══ Working data ══

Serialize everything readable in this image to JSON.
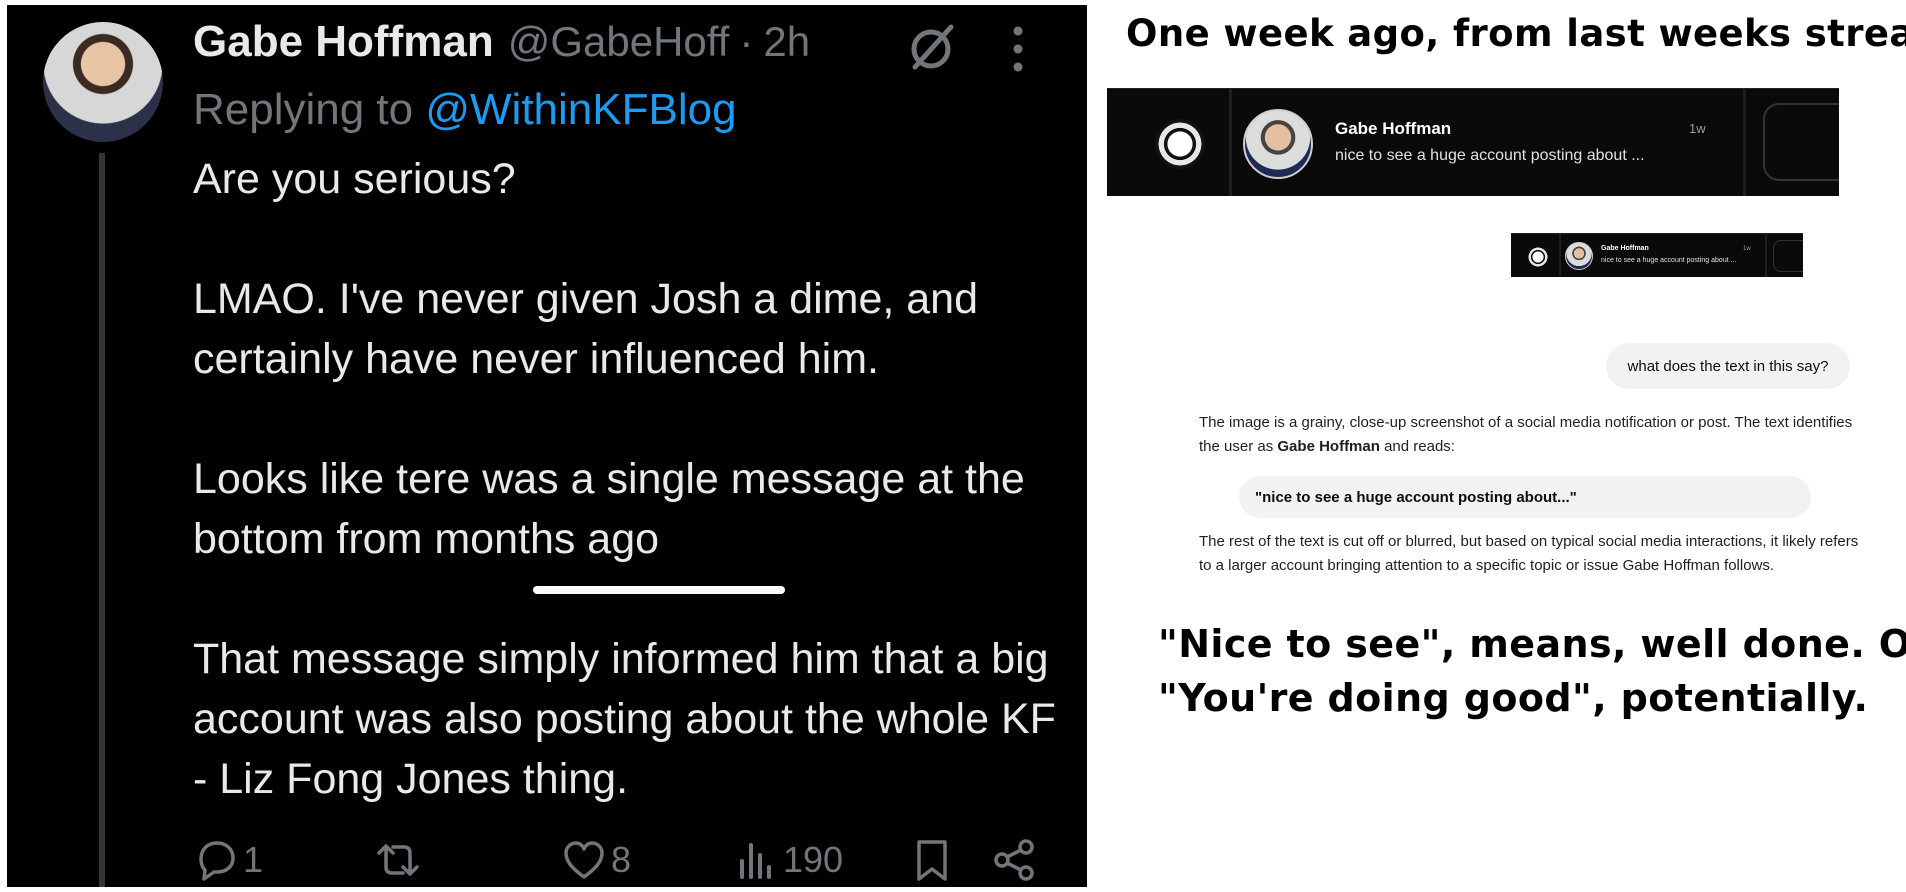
{
  "tweet": {
    "author": "Gabe Hoffman",
    "handle": "@GabeHoff",
    "separator": "·",
    "time": "2h",
    "reply_prefix": "Replying to ",
    "reply_to": "@WithinKFBlog",
    "paragraphs": [
      "Are you serious?",
      "LMAO.  I've never given Josh a dime, and certainly have never influenced him.",
      "Looks like tere was a single message at the bottom from months ago",
      "That message simply informed him that a big account was also posting about the whole KF - Liz Fong Jones thing."
    ],
    "stats": {
      "replies": "1",
      "likes": "8",
      "views": "190"
    },
    "icons": [
      "grok-icon",
      "more-icon",
      "reply-icon",
      "retweet-icon",
      "like-icon",
      "views-icon",
      "bookmark-icon",
      "share-icon"
    ]
  },
  "commentary": {
    "top_caption": "One week ago, from last weeks stream.",
    "bottom_caption_lines": [
      "\"Nice to see\", means, well done. Or,",
      "\"You're doing good\", potentially."
    ]
  },
  "notification": {
    "name": "Gabe Hoffman",
    "time": "1w",
    "preview": "nice to see a huge account posting about ..."
  },
  "chat": {
    "user_message": "what does the text in this say?",
    "ai_intro": "The image is a grainy, close-up screenshot of a social media notification or post. The text identifies the user as ",
    "ai_name": "Gabe Hoffman",
    "ai_intro_end": " and reads:",
    "ai_quote": "\"nice to see a huge account posting about...\"",
    "ai_followup": "The rest of the text is cut off or blurred, but based on typical social media interactions, it likely refers to a larger account bringing attention to a specific topic or issue Gabe Hoffman follows."
  }
}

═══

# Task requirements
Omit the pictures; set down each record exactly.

# Response to this task
Serialize everything readable in this image to JSON.
{
  "tweet": {
    "author": "Gabe Hoffman",
    "handle": "@GabeHoff",
    "separator": "·",
    "time": "2h",
    "reply_prefix": "Replying to ",
    "reply_to": "@WithinKFBlog",
    "paragraphs": [
      "Are you serious?",
      "LMAO.  I've never given Josh a dime, and certainly have never influenced him.",
      "Looks like tere was a single message at the bottom from months ago",
      "That message simply informed him that a big account was also posting about the whole KF - Liz Fong Jones thing."
    ],
    "stats": {
      "replies": "1",
      "likes": "8",
      "views": "190"
    },
    "icons": [
      "grok-icon",
      "more-icon",
      "reply-icon",
      "retweet-icon",
      "like-icon",
      "views-icon",
      "bookmark-icon",
      "share-icon"
    ]
  },
  "commentary": {
    "top_caption": "One week ago, from last weeks stream.",
    "bottom_caption_lines": [
      "\"Nice to see\", means, well done. Or,",
      "\"You're doing good\", potentially."
    ]
  },
  "notification": {
    "name": "Gabe Hoffman",
    "time": "1w",
    "preview": "nice to see a huge account posting about ..."
  },
  "chat": {
    "user_message": "what does the text in this say?",
    "ai_intro": "The image is a grainy, close-up screenshot of a social media notification or post. The text identifies the user as ",
    "ai_name": "Gabe Hoffman",
    "ai_intro_end": " and reads:",
    "ai_quote": "\"nice to see a huge account posting about...\"",
    "ai_followup": "The rest of the text is cut off or blurred, but based on typical social media interactions, it likely refers to a larger account bringing attention to a specific topic or issue Gabe Hoffman follows."
  }
}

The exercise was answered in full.